Exercise description.
Every line containing the string "mins" should be returned from the records.

Page and application data records.
=== Section Start ===

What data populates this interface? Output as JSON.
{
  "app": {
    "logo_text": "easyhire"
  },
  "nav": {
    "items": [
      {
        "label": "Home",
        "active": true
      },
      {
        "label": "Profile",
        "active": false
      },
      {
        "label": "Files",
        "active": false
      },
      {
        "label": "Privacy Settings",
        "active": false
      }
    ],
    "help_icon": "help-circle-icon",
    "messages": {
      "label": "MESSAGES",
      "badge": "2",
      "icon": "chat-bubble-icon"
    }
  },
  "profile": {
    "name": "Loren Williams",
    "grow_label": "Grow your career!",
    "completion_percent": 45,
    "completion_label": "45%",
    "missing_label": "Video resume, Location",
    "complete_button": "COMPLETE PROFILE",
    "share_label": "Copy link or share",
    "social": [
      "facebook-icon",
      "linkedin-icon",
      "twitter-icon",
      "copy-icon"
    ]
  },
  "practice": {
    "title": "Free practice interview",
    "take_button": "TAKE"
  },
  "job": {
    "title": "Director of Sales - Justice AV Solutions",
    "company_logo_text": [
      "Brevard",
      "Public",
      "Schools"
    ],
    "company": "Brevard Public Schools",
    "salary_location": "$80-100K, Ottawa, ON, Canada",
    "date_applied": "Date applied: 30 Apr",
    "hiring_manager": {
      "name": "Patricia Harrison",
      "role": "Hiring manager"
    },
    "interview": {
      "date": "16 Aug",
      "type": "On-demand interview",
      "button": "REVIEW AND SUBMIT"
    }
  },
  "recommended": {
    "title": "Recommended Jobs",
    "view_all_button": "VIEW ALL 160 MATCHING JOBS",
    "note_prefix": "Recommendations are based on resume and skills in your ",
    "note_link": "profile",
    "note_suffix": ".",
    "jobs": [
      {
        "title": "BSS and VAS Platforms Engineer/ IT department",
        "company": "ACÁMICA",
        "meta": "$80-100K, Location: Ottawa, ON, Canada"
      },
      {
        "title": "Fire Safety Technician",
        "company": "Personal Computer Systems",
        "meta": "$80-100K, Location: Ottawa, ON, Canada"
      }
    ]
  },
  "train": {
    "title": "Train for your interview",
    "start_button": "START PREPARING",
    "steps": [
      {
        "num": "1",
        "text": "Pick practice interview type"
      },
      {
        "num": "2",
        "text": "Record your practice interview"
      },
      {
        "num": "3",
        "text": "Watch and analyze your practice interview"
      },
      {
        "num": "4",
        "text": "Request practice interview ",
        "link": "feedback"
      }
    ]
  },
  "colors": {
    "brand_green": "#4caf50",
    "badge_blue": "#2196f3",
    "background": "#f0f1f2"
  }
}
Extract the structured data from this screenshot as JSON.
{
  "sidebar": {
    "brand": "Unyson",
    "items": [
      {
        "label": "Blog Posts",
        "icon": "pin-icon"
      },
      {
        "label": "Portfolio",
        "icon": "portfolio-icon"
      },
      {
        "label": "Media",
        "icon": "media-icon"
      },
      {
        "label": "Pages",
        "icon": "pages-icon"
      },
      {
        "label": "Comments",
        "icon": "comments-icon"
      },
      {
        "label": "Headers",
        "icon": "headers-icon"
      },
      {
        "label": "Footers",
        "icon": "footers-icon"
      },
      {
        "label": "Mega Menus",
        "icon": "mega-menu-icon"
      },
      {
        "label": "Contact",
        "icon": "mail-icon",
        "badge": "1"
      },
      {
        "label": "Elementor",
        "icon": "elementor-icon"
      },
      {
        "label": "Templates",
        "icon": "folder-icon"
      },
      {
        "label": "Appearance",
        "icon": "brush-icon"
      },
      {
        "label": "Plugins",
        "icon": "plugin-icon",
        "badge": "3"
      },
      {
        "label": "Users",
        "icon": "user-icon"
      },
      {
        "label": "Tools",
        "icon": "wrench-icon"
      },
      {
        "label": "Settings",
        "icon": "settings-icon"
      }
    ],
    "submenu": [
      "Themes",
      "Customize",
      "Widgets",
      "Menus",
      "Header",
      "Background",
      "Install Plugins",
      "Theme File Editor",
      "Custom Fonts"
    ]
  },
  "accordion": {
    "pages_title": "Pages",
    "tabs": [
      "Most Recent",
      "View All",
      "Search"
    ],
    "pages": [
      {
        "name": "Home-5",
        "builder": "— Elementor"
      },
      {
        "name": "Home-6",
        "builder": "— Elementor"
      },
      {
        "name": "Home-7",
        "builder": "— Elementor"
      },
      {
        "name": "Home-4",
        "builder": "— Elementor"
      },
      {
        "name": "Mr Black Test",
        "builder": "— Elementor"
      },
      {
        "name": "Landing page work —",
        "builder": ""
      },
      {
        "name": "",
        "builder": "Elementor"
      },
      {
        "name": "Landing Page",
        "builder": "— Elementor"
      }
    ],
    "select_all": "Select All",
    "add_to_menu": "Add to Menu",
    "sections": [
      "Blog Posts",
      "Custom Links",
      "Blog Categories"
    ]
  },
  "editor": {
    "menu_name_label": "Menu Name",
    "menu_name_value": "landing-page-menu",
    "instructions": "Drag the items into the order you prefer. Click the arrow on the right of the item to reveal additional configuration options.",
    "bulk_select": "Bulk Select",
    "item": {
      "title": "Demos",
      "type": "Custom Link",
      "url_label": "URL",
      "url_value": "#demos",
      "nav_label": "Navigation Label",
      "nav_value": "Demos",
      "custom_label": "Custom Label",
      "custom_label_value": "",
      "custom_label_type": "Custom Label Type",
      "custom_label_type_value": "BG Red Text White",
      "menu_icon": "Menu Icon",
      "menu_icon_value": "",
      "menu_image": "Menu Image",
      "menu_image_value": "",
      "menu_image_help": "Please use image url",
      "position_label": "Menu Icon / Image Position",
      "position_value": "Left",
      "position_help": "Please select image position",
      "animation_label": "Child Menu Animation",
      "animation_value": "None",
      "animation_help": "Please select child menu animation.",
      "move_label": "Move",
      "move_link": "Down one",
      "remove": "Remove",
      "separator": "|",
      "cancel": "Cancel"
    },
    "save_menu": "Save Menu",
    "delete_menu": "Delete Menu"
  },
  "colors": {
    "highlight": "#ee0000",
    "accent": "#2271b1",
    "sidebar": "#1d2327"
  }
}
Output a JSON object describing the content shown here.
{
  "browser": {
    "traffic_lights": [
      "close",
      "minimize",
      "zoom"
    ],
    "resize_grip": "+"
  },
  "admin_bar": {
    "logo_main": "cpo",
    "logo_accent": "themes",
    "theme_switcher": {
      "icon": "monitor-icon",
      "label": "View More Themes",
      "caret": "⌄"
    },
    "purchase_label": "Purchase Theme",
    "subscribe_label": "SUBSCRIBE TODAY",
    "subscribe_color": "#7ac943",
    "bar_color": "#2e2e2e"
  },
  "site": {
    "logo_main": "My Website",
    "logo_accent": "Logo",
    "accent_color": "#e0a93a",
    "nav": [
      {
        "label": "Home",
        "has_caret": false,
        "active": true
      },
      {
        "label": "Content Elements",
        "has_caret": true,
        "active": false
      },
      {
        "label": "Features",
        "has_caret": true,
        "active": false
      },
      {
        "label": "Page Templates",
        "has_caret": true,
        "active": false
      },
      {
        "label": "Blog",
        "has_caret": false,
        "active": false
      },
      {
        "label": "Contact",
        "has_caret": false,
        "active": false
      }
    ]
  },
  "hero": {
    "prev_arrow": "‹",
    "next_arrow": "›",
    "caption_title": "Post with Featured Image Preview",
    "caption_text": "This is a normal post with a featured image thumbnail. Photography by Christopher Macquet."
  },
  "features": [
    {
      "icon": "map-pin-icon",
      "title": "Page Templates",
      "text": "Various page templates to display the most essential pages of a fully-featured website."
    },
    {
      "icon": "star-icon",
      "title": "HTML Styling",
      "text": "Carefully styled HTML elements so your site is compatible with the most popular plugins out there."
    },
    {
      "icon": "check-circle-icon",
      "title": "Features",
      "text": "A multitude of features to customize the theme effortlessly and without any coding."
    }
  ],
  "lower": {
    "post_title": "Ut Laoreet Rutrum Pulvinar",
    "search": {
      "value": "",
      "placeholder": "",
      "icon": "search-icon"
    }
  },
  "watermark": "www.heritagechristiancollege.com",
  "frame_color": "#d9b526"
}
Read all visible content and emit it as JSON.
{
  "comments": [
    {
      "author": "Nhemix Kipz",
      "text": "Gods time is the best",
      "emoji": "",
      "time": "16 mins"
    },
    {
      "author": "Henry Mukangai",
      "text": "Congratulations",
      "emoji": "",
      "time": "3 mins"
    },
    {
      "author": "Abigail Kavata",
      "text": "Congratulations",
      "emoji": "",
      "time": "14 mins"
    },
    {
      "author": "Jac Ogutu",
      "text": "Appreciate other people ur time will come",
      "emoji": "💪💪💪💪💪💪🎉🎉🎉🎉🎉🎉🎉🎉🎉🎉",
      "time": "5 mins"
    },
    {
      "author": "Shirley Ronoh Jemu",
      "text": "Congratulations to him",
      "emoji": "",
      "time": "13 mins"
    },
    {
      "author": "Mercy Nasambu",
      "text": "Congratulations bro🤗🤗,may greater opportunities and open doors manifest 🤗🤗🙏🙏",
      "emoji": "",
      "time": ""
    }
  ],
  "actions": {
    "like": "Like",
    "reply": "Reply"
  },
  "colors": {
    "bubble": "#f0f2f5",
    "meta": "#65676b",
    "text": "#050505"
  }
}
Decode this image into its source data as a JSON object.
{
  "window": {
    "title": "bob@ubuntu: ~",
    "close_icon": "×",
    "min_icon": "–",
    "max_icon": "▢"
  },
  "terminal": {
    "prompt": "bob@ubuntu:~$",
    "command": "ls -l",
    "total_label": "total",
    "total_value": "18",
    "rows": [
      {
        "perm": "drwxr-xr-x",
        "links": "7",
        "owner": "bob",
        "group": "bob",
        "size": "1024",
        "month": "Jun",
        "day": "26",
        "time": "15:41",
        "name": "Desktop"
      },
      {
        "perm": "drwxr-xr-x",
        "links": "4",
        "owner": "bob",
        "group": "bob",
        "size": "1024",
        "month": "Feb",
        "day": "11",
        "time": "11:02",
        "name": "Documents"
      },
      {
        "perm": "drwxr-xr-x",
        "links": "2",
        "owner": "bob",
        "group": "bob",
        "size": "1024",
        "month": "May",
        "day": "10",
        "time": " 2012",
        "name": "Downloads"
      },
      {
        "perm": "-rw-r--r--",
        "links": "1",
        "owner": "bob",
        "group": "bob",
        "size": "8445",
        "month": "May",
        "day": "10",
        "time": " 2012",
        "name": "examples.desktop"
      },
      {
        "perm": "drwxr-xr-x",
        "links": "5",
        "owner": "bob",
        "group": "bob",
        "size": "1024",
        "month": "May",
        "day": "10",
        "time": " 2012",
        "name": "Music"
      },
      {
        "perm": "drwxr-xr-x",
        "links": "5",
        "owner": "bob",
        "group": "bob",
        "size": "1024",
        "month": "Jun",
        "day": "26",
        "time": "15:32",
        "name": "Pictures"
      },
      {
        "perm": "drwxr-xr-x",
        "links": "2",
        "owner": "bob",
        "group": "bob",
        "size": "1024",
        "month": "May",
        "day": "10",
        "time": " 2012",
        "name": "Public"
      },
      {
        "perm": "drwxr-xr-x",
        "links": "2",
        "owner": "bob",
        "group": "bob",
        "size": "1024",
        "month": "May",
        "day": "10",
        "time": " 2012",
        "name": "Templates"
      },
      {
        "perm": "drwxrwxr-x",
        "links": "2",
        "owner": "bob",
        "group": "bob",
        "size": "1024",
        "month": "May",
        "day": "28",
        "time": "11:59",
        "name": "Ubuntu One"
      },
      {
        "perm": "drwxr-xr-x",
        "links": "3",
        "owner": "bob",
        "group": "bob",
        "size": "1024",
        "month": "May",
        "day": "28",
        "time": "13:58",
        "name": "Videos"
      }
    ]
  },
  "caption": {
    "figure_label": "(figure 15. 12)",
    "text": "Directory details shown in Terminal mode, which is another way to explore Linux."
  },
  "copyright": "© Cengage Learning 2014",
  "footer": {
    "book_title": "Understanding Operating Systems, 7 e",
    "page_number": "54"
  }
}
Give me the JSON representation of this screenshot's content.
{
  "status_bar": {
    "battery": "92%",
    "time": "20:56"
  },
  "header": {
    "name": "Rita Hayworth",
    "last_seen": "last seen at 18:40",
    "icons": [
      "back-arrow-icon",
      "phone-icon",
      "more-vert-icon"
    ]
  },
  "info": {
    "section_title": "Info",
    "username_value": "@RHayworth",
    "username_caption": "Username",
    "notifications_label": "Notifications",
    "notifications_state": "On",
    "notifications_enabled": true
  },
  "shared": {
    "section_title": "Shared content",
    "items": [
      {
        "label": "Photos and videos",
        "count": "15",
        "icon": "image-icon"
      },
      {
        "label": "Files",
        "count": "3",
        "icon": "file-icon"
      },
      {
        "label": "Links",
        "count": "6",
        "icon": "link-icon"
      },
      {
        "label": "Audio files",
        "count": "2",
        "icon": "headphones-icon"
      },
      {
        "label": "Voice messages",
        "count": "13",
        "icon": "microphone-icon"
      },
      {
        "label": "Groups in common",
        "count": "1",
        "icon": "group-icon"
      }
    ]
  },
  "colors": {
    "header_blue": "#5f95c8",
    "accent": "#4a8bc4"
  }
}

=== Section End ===

Solution to the exercise.
      "time": "16 mins"
      "time": "3 mins"
      "time": "14 mins"
      "time": "5 mins"
      "time": "13 mins"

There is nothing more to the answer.